▶ Exercise:
The response should consist of the records, reproduced exactly.

"""

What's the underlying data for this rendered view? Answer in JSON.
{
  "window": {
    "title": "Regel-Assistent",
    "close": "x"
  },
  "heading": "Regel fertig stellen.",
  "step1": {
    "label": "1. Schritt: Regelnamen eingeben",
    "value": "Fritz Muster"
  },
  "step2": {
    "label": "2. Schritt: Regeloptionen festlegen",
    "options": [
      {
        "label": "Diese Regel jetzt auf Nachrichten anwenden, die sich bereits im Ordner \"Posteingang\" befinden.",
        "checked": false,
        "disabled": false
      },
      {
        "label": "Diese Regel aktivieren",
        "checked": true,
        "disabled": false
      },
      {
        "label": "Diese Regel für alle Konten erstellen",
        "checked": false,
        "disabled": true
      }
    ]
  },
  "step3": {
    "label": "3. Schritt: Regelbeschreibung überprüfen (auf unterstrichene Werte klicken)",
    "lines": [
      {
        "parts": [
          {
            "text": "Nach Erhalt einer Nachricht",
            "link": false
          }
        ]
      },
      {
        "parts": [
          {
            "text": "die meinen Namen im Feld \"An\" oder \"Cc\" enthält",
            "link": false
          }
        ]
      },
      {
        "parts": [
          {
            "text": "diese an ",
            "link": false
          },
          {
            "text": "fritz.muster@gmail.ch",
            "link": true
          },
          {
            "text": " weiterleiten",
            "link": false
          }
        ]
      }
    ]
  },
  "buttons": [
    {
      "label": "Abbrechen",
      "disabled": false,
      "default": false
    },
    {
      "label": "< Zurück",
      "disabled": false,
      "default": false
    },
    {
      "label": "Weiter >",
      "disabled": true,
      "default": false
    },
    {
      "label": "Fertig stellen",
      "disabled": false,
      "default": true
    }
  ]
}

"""

▶ Solution to the exercise:
What's the underlying data for this rendered view? Answer in JSON.
{
  "window": {
    "title": "Regel-Assistent",
    "close": "x"
  },
  "heading": "Regel fertig stellen.",
  "step1": {
    "label": "1. Schritt: Regelnamen eingeben",
    "value": "Fritz Muster"
  },
  "step2": {
    "label": "2. Schritt: Regeloptionen festlegen",
    "options": [
      {
        "label": "Diese Regel jetzt auf Nachrichten anwenden, die sich bereits im Ordner \"Posteingang\" befinden.",
        "checked": false,
        "disabled": false
      },
      {
        "label": "Diese Regel aktivieren",
        "checked": true,
        "disabled": false
      },
      {
        "label": "Diese Regel für alle Konten erstellen",
        "checked": false,
        "disabled": true
      }
    ]
  },
  "step3": {
    "label": "3. Schritt: Regelbeschreibung überprüfen (auf unterstrichene Werte klicken)",
    "lines": [
      {
        "parts": [
          {
            "text": "Nach Erhalt einer Nachricht",
            "link": false
          }
        ]
      },
      {
        "parts": [
          {
            "text": "die meinen Namen im Feld \"An\" oder \"Cc\" enthält",
            "link": false
          }
        ]
      },
      {
        "parts": [
          {
            "text": "diese an ",
            "link": false
          },
          {
            "text": "fritz.muster@gmail.ch",
            "link": true
          },
          {
            "text": " weiterleiten",
            "link": false
          }
        ]
      }
    ]
  },
  "buttons": [
    {
      "label": "Abbrechen",
      "disabled": false,
      "default": false
    },
    {
      "label": "< Zurück",
      "disabled": false,
      "default": false
    },
    {
      "label": "Weiter >",
      "disabled": true,
      "default": false
    },
    {
      "label": "Fertig stellen",
      "disabled": false,
      "default": true
    }
  ]
}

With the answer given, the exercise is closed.